With Metal, I need to pass in an array of primitives to the GPU to be rendered. I'm making a terrain-based voxel game like Minecraft, but I have a problem.
foring through all of the visible voxels, and in each processing the list of block IDs and Metadata into a list of primitives for rendering is asinine, because I imagine obtaining primitives from raw block data being an expensive process. Surely there's a better way.
Given that you cannot duplicate or cull vertices and planes on the fly on the GPU, doing this in the vertex shader is out of the question. My problem is when or how translate raw block data into a list of primitives ready for the GPU to apply 3D projections to it.
It would definitely be a good idea to maintain the already-processed primitive lists, and only update them when a block updates. However, maintaining these is tricky. Maintaining them one block at a time is very messy, but one voxel at a time would require stitching them together prior to rendering.
This is the foundation of a block sandbox game like Minecraft. Without it I can't progress to gameplay mechanics. My game manages voxel data with a C++ style map, of 3 dimensional arrays of 16 by 16 by 16 4-byte blocks. I simply need to know where, when, and how the process of obtaining primitives from raw block data should take place. How do most games do it?

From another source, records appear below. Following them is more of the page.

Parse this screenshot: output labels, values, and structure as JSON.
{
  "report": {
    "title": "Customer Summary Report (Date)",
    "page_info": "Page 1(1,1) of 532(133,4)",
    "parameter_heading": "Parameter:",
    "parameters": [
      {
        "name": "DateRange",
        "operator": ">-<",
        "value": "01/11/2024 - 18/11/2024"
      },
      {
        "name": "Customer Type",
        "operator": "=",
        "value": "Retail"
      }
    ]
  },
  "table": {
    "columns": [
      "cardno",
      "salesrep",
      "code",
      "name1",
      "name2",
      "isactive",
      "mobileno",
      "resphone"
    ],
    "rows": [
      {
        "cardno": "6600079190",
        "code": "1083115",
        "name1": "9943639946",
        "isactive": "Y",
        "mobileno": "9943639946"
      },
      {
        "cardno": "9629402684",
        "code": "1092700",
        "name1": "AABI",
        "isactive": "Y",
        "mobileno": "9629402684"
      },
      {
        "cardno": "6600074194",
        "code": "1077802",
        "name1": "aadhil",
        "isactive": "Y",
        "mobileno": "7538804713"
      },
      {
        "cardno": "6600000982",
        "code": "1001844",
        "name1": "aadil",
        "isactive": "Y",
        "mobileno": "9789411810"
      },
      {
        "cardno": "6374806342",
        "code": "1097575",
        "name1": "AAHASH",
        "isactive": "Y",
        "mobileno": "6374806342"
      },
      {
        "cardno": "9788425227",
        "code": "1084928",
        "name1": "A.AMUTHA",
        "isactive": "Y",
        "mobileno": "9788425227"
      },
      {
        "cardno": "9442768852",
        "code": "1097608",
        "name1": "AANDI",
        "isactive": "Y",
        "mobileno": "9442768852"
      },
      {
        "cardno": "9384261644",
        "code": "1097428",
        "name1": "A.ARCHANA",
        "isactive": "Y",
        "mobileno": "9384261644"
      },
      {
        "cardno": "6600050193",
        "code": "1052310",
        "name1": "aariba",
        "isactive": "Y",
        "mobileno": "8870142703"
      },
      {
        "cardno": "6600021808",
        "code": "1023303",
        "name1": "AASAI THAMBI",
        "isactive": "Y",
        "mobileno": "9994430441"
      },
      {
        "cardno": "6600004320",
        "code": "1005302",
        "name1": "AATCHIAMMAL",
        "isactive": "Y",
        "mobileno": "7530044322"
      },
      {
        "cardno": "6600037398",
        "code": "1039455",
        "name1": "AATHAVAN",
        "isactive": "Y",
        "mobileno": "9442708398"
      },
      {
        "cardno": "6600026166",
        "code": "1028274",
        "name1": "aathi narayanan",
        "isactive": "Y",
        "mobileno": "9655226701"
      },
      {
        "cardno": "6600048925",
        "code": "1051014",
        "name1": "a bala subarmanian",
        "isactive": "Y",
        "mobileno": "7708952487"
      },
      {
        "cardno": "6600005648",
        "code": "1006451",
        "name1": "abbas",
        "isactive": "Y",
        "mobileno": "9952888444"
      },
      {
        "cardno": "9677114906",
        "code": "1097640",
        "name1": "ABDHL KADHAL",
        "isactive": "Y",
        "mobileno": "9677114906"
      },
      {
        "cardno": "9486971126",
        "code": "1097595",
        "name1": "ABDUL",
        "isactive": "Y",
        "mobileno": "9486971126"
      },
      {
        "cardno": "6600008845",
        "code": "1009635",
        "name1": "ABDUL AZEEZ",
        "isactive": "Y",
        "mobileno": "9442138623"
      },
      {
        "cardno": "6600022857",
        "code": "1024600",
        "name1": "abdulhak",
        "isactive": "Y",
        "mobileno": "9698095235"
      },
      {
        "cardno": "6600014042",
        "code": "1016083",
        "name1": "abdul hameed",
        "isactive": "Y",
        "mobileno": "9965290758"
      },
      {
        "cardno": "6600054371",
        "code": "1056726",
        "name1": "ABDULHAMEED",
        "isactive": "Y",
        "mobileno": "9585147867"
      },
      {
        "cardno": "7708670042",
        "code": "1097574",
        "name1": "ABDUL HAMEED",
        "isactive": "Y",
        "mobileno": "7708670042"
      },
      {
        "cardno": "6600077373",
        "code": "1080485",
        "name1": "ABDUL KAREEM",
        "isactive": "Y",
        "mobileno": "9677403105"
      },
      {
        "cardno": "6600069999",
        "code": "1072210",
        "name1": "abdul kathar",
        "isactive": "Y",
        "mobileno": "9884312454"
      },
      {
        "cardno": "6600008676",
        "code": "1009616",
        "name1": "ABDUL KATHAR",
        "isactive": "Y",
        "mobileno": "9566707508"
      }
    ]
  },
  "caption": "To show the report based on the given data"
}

It's also worth noting that I'm using Metal, a game framework, rather than a game engine, so if game engines generally abstract away this process and therefore this question seems nonsensical, I'm not using a game engine, I'm using a game framework.